** Opening Data for this task block **
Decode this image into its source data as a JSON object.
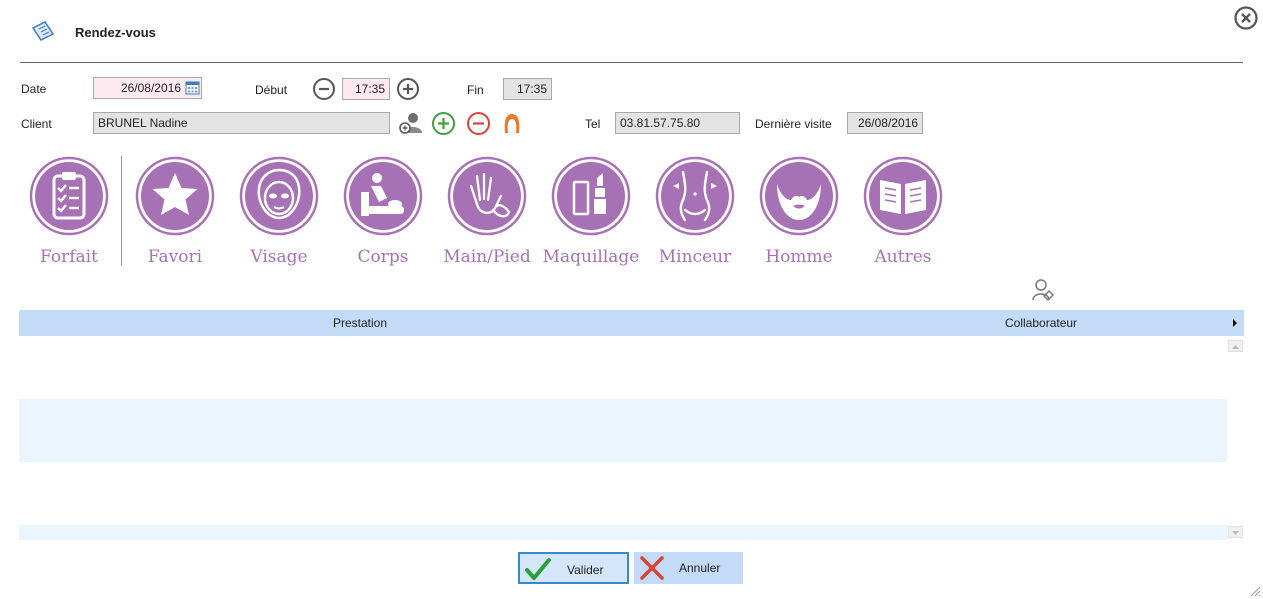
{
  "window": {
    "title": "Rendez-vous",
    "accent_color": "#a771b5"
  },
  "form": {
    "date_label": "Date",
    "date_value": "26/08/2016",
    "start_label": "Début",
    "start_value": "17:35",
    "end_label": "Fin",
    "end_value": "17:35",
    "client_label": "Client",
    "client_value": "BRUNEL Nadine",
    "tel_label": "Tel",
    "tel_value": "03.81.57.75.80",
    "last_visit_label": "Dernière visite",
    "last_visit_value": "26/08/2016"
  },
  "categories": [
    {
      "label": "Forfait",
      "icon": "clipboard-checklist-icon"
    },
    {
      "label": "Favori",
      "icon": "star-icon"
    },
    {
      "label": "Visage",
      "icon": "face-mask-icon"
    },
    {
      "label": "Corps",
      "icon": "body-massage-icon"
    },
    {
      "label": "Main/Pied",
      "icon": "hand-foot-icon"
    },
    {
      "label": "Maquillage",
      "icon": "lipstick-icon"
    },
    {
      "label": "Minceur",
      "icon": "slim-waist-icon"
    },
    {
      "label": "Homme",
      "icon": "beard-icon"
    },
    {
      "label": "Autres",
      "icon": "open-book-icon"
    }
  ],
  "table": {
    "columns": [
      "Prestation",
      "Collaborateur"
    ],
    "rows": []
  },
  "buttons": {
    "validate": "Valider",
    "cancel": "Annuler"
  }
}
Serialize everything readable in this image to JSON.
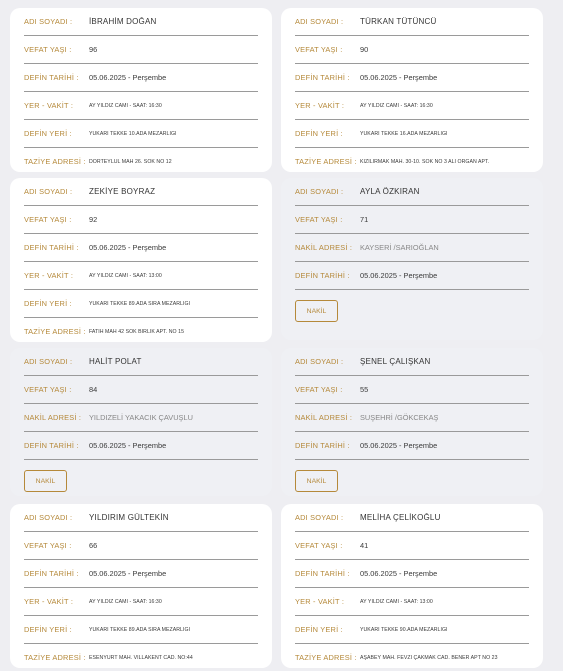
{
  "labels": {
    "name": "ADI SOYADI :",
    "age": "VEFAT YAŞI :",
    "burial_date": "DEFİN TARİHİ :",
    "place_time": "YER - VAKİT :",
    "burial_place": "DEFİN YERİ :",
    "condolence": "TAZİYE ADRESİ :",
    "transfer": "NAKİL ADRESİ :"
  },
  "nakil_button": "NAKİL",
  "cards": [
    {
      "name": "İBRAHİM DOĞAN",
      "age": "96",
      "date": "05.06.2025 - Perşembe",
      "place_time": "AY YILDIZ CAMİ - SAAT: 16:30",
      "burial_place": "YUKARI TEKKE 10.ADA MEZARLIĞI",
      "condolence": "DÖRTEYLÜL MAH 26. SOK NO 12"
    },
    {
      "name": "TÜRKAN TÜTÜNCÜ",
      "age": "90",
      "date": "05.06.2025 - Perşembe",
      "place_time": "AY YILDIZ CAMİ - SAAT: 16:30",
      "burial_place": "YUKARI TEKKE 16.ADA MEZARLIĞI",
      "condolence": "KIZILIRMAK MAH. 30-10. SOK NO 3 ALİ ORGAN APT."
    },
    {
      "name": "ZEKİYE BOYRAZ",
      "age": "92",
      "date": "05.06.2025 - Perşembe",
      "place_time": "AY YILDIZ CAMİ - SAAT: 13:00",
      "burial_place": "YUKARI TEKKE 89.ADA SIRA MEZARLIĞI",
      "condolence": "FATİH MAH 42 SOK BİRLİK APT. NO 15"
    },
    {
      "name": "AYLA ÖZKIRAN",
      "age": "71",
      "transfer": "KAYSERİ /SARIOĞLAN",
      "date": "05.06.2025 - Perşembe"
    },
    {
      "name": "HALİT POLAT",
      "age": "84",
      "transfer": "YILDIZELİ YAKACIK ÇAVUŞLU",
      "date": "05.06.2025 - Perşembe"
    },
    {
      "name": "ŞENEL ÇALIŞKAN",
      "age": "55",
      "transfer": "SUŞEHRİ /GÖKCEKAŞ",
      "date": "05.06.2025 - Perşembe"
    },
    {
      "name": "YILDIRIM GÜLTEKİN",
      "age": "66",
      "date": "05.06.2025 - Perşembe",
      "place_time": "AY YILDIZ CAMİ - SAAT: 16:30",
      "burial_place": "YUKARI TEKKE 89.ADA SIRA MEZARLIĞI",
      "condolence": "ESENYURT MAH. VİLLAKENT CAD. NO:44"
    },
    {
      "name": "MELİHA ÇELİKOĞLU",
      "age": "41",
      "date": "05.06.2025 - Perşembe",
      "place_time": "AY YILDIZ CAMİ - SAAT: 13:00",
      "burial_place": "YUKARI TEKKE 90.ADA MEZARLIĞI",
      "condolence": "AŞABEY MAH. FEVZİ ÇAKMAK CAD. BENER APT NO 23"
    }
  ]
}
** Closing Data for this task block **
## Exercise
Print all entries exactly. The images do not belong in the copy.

## Output for this exercise
Decode this image into its source data as a JSON object.
{
  "window": {
    "title": "Rendez-vous",
    "accent_color": "#a771b5"
  },
  "form": {
    "date_label": "Date",
    "date_value": "26/08/2016",
    "start_label": "Début",
    "start_value": "17:35",
    "end_label": "Fin",
    "end_value": "17:35",
    "client_label": "Client",
    "client_value": "BRUNEL Nadine",
    "tel_label": "Tel",
    "tel_value": "03.81.57.75.80",
    "last_visit_label": "Dernière visite",
    "last_visit_value": "26/08/2016"
  },
  "categories": [
    {
      "label": "Forfait",
      "icon": "clipboard-checklist-icon"
    },
    {
      "label": "Favori",
      "icon": "star-icon"
    },
    {
      "label": "Visage",
      "icon": "face-mask-icon"
    },
    {
      "label": "Corps",
      "icon": "body-massage-icon"
    },
    {
      "label": "Main/Pied",
      "icon": "hand-foot-icon"
    },
    {
      "label": "Maquillage",
      "icon": "lipstick-icon"
    },
    {
      "label": "Minceur",
      "icon": "slim-waist-icon"
    },
    {
      "label": "Homme",
      "icon": "beard-icon"
    },
    {
      "label": "Autres",
      "icon": "open-book-icon"
    }
  ],
  "table": {
    "columns": [
      "Prestation",
      "Collaborateur"
    ],
    "rows": []
  },
  "buttons": {
    "validate": "Valider",
    "cancel": "Annuler"
  }
}
Serialize everything readable in this image to JSON.
{
  "labels": {
    "name": "ADI SOYADI :",
    "age": "VEFAT YAŞI :",
    "burial_date": "DEFİN TARİHİ :",
    "place_time": "YER - VAKİT :",
    "burial_place": "DEFİN YERİ :",
    "condolence": "TAZİYE ADRESİ :",
    "transfer": "NAKİL ADRESİ :"
  },
  "nakil_button": "NAKİL",
  "cards": [
    {
      "name": "İBRAHİM DOĞAN",
      "age": "96",
      "date": "05.06.2025 - Perşembe",
      "place_time": "AY YILDIZ CAMİ - SAAT: 16:30",
      "burial_place": "YUKARI TEKKE 10.ADA MEZARLIĞI",
      "condolence": "DÖRTEYLÜL MAH 26. SOK NO 12"
    },
    {
      "name": "TÜRKAN TÜTÜNCÜ",
      "age": "90",
      "date": "05.06.2025 - Perşembe",
      "place_time": "AY YILDIZ CAMİ - SAAT: 16:30",
      "burial_place": "YUKARI TEKKE 16.ADA MEZARLIĞI",
      "condolence": "KIZILIRMAK MAH. 30-10. SOK NO 3 ALİ ORGAN APT."
    },
    {
      "name": "ZEKİYE BOYRAZ",
      "age": "92",
      "date": "05.06.2025 - Perşembe",
      "place_time": "AY YILDIZ CAMİ - SAAT: 13:00",
      "burial_place": "YUKARI TEKKE 89.ADA SIRA MEZARLIĞI",
      "condolence": "FATİH MAH 42 SOK BİRLİK APT. NO 15"
    },
    {
      "name": "AYLA ÖZKIRAN",
      "age": "71",
      "transfer": "KAYSERİ /SARIOĞLAN",
      "date": "05.06.2025 - Perşembe"
    },
    {
      "name": "HALİT POLAT",
      "age": "84",
      "transfer": "YILDIZELİ YAKACIK ÇAVUŞLU",
      "date": "05.06.2025 - Perşembe"
    },
    {
      "name": "ŞENEL ÇALIŞKAN",
      "age": "55",
      "transfer": "SUŞEHRİ /GÖKCEKAŞ",
      "date": "05.06.2025 - Perşembe"
    },
    {
      "name": "YILDIRIM GÜLTEKİN",
      "age": "66",
      "date": "05.06.2025 - Perşembe",
      "place_time": "AY YILDIZ CAMİ - SAAT: 16:30",
      "burial_place": "YUKARI TEKKE 89.ADA SIRA MEZARLIĞI",
      "condolence": "ESENYURT MAH. VİLLAKENT CAD. NO:44"
    },
    {
      "name": "MELİHA ÇELİKOĞLU",
      "age": "41",
      "date": "05.06.2025 - Perşembe",
      "place_time": "AY YILDIZ CAMİ - SAAT: 13:00",
      "burial_place": "YUKARI TEKKE 90.ADA MEZARLIĞI",
      "condolence": "AŞABEY MAH. FEVZİ ÇAKMAK CAD. BENER APT NO 23"
    }
  ]
}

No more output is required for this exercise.